In your work and designs you heavily introduce the theme and essence of the grotto, an almost experimental volcanic after-touch. The span of your work seems to dwell in the sensory: touch, smell and acoustics, the primal instincts of man. What are you trying to achieve when you create such spaces and textures? Since 2013, by constructing House of Dust in Rome, I renounced to the mies-en-scène of my narcissism that was characterized by the earlier computer-made projects of mine. Thus the House of Dust reminds us that architecture is mostly a physical experience. For such reason its vault refers to the grotto as a remembrance of the primordial home where our senses were refined. Grotto is also a constant of past architecture. It unveils to us symbols that are able to bring back the timeless space of myth into the present days.
There is a strong sense of a cultural backdrop and narrative when one views your architecture. In essence there is also an innate sense of time and journey when one looks at the spaces in your designs. Do you think it’s significant to vocalize the concept of narrative and the original idea of inspiration in the space in order to make it memorable and significant to the viewer? Architecture is a narrative. It should open up the imagination of individuals by establishing a durable dialogue, in the same way it happens with a novel, music or cinema.
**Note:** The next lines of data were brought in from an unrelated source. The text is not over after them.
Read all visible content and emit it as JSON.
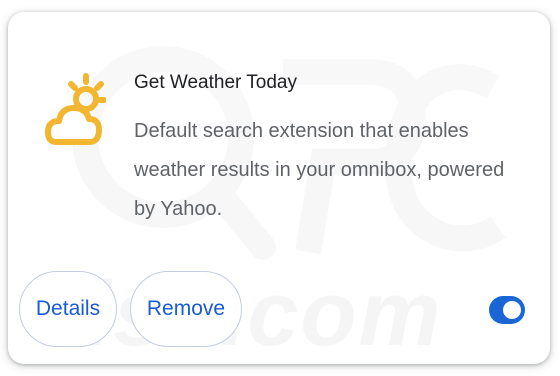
{
  "extension": {
    "name": "Get Weather Today",
    "description": "Default search extension that enables weather results in your omnibox, powered by Yahoo.",
    "icon": "sun-behind-cloud-icon",
    "enabled": true
  },
  "actions": {
    "details_label": "Details",
    "remove_label": "Remove"
  },
  "watermark": {
    "text": "risk.com"
  },
  "colors": {
    "accent": "#1a66d6",
    "icon": "#f2b630",
    "title": "#202124",
    "description": "#5f6368"
  }
}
Actually, architecture is more rich as it includes symbolism and subtexts and architecture survives the time only if it succeeds in inhabiting the imagination of people.
Good architecture reflects purpose; style; a sense of time and emotion. What type of architecture do you strive to create? Style, sense of time and emotion are aspects of the same singularity. My idea of style is a consequence of the sense of time; and sense of time expresses the idea of the permanence of life across the ages. What matters to me is why elegance of architecture is able to survive beyond the ages.
Your work is quite distinctive, garnering success along with international acclaim and expansion. What do you make of it all and how do you envision the future of your company? If architecture is poetry then the lifestyle of an architect conditions the work he makes. I do not own an office. I am used to designing alone in beautiful places. I do not want to alter my freedom for a bourgeois status. The financial achievements of the company are irrelevant to me.
What do you think there is too much of or too little of? Architecture is a balance of parts. I do not see a place as having too little or too much.
What is your life mantra that you live by? When I am in doubt about something I often ask myself: ‘Would a countryman do it?’.
Thanks to Cristoforo Anile
Antonino Cardillo, ‘Antonino Cardillo’, Odda, no. 11, ed. Zurain Imam, New York, Sept. 2016, pp. 426‑427.